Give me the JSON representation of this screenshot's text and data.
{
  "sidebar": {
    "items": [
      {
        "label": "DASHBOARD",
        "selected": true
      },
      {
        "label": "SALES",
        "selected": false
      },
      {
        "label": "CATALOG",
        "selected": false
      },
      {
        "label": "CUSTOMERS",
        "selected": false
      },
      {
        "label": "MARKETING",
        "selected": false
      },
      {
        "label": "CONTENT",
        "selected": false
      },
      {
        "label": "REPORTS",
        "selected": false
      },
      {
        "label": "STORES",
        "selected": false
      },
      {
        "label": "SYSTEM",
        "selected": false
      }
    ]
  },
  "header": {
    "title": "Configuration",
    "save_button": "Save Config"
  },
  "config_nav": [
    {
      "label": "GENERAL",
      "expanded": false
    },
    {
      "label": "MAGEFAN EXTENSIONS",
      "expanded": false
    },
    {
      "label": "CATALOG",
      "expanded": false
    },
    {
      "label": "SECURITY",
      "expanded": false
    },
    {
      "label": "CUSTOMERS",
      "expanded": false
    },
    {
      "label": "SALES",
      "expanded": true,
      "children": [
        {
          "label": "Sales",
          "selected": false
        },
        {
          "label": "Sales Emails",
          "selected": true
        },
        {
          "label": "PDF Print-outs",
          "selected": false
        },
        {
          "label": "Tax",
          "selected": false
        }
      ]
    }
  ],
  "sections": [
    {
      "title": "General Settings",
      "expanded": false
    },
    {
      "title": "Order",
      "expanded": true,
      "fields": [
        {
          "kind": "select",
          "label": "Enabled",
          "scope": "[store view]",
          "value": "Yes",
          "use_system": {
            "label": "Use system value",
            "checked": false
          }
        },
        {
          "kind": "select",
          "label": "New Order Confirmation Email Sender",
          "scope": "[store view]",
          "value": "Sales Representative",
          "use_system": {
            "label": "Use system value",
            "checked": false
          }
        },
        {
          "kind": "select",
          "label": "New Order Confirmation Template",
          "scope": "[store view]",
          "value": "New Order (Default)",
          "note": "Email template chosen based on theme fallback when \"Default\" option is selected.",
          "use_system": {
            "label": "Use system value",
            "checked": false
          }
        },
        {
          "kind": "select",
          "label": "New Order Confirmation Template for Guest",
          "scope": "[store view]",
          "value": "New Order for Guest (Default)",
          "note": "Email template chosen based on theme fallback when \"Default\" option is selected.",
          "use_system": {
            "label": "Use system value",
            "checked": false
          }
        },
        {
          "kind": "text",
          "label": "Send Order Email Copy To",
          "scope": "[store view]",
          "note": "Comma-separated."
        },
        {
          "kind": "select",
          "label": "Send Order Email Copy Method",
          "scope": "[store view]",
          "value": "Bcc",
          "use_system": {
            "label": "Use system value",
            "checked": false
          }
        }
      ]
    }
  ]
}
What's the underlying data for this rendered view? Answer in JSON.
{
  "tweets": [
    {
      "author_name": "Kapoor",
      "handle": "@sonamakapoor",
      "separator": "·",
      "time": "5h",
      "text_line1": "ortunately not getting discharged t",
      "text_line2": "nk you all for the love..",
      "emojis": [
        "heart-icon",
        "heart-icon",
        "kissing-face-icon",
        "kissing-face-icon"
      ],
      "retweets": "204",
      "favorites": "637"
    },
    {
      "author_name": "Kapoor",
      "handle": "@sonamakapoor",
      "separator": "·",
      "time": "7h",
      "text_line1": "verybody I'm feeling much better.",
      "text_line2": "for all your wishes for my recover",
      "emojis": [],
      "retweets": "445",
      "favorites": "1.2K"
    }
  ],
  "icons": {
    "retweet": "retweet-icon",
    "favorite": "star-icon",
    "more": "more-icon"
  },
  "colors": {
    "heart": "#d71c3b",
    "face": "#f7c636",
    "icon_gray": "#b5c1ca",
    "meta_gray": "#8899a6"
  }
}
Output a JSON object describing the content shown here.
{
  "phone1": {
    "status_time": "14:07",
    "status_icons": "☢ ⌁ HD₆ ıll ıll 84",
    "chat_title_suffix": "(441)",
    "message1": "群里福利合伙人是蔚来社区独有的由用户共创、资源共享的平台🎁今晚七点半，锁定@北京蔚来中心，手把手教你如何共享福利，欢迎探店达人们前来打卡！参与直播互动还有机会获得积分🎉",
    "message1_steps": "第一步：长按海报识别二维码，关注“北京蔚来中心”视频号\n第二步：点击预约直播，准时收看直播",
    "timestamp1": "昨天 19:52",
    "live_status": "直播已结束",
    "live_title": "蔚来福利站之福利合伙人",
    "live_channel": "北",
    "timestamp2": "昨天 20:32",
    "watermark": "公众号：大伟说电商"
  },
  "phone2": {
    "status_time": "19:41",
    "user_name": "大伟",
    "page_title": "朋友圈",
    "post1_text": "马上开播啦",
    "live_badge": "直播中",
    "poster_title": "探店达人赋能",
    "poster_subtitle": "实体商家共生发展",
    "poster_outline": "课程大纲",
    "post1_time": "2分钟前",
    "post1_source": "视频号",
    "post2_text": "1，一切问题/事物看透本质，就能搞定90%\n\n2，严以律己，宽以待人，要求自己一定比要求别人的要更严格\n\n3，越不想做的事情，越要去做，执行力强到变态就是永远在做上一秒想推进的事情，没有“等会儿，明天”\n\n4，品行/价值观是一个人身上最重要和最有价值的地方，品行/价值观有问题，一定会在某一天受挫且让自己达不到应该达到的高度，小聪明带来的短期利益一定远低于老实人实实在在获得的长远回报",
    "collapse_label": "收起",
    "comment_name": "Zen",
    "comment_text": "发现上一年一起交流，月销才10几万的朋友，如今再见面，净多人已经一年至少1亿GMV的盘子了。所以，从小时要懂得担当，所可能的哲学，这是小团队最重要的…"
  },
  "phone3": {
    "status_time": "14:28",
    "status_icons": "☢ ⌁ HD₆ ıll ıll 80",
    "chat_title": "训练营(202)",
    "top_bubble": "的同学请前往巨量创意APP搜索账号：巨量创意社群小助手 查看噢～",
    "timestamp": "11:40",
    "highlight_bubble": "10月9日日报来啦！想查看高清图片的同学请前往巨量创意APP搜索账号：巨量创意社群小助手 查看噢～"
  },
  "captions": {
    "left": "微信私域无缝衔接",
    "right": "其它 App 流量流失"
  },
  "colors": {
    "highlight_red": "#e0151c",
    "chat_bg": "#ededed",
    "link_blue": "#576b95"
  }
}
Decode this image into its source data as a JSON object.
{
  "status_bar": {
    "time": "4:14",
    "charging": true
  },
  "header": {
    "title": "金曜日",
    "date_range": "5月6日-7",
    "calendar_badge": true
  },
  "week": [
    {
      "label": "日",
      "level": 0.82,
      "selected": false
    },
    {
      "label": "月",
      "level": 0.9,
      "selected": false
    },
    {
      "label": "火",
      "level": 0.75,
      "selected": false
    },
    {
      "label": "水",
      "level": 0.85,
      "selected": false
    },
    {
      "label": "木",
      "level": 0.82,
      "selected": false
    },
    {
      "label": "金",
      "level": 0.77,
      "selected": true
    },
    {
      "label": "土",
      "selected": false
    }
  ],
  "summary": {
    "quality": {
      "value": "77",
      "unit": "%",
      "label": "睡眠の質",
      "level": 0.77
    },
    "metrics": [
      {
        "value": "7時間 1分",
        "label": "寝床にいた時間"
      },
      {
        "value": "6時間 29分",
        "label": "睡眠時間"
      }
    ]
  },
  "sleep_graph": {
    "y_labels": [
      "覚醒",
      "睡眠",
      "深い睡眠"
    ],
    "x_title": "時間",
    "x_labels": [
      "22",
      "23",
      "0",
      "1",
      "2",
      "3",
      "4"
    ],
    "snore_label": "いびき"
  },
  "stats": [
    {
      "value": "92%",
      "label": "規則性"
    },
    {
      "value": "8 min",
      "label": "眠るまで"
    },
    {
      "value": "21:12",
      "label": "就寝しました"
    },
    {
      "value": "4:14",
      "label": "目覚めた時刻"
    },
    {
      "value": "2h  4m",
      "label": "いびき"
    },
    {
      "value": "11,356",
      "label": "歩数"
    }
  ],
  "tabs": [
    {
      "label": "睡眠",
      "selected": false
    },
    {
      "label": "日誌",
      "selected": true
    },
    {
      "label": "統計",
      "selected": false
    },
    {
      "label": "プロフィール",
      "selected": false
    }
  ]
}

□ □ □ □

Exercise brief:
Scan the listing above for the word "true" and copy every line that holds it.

Your response:
        "selected": true
      "expanded": true,
          "selected": true
      "expanded": true,
    "charging": true
    "calendar_badge": true
      "selected": true
      "selected": true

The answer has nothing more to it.